Bring together all lines of the material below that contain the string "members".

[DATA TO EXAMINE]:
§ §

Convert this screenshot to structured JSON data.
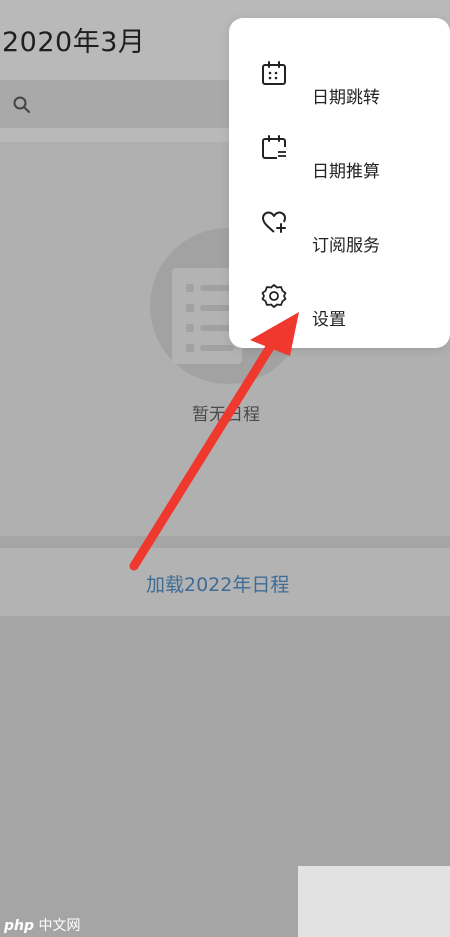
{
  "header": {
    "month_title": "2020年3月",
    "search_icon": "search-icon"
  },
  "empty_state": {
    "text": "暂无日程",
    "icon": "schedule-empty-icon"
  },
  "load_more": {
    "label": "加载2022年日程",
    "color": "#3e6c97"
  },
  "menu": {
    "items": [
      {
        "label": "日期跳转",
        "icon": "calendar-jump-icon"
      },
      {
        "label": "日期推算",
        "icon": "calendar-calc-icon"
      },
      {
        "label": "订阅服务",
        "icon": "heart-plus-icon"
      },
      {
        "label": "设置",
        "icon": "gear-icon"
      }
    ]
  },
  "annotation": {
    "arrow_color": "#f0392e"
  },
  "watermark": {
    "text_php": "php",
    "text_site": "中文网"
  }
}
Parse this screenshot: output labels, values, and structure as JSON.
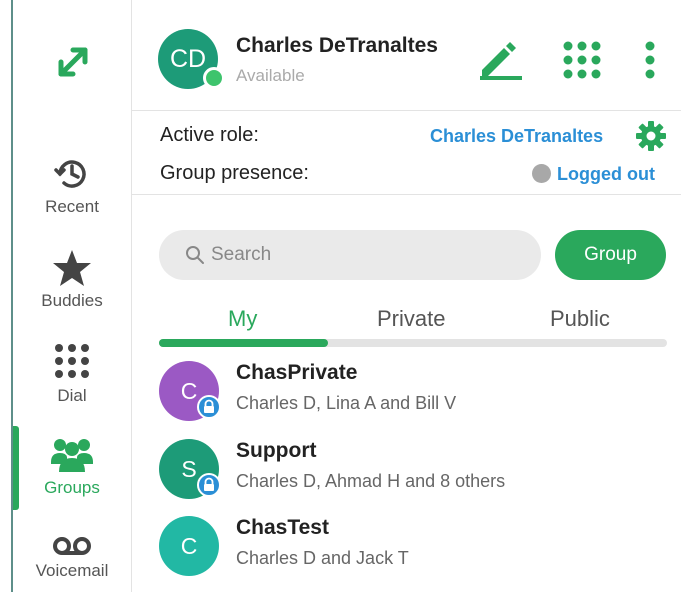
{
  "colors": {
    "accent": "#2aa85c",
    "link": "#2b8fd6"
  },
  "sidebar": {
    "items": [
      {
        "label": "Recent",
        "icon": "clock-history-icon"
      },
      {
        "label": "Buddies",
        "icon": "star-icon"
      },
      {
        "label": "Dial",
        "icon": "dialpad-icon"
      },
      {
        "label": "Groups",
        "icon": "groups-icon",
        "active": true
      },
      {
        "label": "Voicemail",
        "icon": "voicemail-icon"
      }
    ]
  },
  "header": {
    "initials": "CD",
    "name": "Charles DeTranaltes",
    "status": "Available"
  },
  "roles": {
    "active_role_label": "Active role:",
    "active_role_value": "Charles DeTranaltes",
    "group_presence_label": "Group presence:",
    "group_presence_value": "Logged out"
  },
  "search": {
    "placeholder": "Search"
  },
  "group_button": "Group",
  "tabs": [
    {
      "label": "My",
      "active": true
    },
    {
      "label": "Private"
    },
    {
      "label": "Public"
    }
  ],
  "groups": [
    {
      "initial": "C",
      "name": "ChasPrivate",
      "members": "Charles D, Lina A and Bill V",
      "color": "#9b59c4",
      "locked": true
    },
    {
      "initial": "S",
      "name": "Support",
      "members": "Charles D, Ahmad H and 8 others",
      "color": "#1d9b78",
      "locked": true
    },
    {
      "initial": "C",
      "name": "ChasTest",
      "members": "Charles D and Jack T",
      "color": "#22b8a4",
      "locked": false
    }
  ]
}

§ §

[SOLUTION BELOW]:
      "members": "Charles D, Lina A and Bill V",
      "members": "Charles D, Ahmad H and 8 others",
      "members": "Charles D and Jack T",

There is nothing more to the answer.